**PROMPT:**
Show every line below where "icon" appears.

SUPPLIED MATERIAL Block Start

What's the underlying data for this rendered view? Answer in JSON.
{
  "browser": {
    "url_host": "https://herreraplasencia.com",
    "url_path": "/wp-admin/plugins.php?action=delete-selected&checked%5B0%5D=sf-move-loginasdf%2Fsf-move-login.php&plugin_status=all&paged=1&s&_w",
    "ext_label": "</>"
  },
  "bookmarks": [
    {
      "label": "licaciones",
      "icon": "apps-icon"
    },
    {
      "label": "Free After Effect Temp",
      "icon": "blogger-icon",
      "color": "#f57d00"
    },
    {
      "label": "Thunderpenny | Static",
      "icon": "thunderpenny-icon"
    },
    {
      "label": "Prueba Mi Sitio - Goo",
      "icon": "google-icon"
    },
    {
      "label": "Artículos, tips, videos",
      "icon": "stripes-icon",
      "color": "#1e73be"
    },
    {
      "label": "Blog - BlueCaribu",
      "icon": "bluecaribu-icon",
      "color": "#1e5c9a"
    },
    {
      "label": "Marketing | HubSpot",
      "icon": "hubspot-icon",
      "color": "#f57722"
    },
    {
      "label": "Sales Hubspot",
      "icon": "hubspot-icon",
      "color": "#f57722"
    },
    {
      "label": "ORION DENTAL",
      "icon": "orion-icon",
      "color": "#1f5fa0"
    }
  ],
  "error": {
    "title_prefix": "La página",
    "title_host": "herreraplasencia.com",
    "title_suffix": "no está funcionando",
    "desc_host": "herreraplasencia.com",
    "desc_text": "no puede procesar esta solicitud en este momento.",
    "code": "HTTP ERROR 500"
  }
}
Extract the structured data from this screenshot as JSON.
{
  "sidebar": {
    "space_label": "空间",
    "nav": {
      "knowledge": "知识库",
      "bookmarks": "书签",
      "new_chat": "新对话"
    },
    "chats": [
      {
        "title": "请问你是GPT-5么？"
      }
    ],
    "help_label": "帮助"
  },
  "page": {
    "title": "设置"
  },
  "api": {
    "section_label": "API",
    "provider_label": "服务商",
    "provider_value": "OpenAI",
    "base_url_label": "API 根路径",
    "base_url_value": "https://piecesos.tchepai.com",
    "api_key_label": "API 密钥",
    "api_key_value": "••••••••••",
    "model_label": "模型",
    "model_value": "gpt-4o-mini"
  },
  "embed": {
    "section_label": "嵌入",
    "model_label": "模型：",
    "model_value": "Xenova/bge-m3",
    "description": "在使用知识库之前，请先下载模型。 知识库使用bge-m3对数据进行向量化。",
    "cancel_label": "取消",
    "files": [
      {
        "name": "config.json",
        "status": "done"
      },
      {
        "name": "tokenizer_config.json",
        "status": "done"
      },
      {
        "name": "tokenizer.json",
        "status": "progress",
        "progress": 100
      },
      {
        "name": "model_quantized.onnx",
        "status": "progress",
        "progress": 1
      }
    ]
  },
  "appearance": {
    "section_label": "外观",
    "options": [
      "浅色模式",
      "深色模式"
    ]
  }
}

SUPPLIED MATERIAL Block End
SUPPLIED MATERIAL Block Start

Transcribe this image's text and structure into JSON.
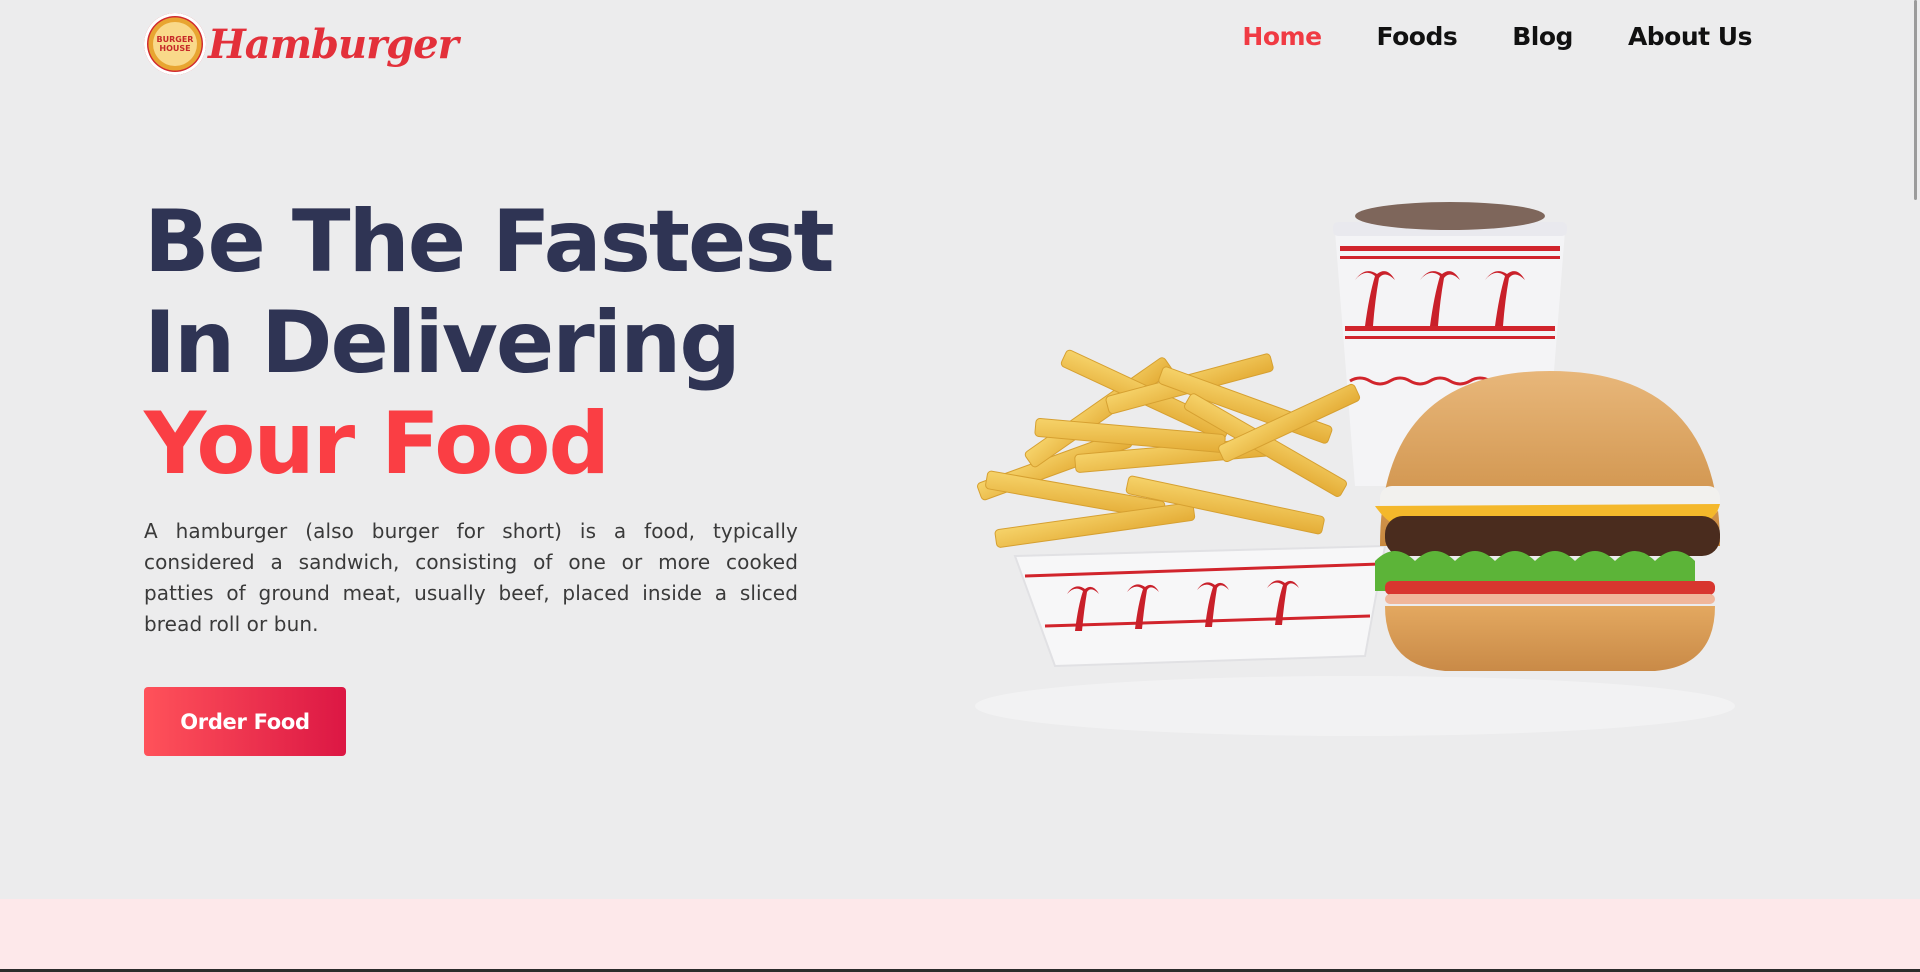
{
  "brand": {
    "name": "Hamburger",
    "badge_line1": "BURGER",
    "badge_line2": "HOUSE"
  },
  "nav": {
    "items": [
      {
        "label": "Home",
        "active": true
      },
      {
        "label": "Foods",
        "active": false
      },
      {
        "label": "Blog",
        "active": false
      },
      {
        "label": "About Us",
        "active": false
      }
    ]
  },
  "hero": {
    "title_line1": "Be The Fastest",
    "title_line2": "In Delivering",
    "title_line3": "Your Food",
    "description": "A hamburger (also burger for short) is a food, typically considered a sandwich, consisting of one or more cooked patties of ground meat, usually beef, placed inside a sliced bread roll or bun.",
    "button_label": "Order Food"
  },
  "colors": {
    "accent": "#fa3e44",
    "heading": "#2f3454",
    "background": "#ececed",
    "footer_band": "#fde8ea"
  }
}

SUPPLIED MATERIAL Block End

**RESPONSE AREA:**
      "icon": "apps-icon"
      "icon": "blogger-icon",
      "icon": "thunderpenny-icon"
      "icon": "google-icon"
      "icon": "stripes-icon",
      "icon": "bluecaribu-icon",
      "icon": "hubspot-icon",
      "icon": "hubspot-icon",
      "icon": "orion-icon",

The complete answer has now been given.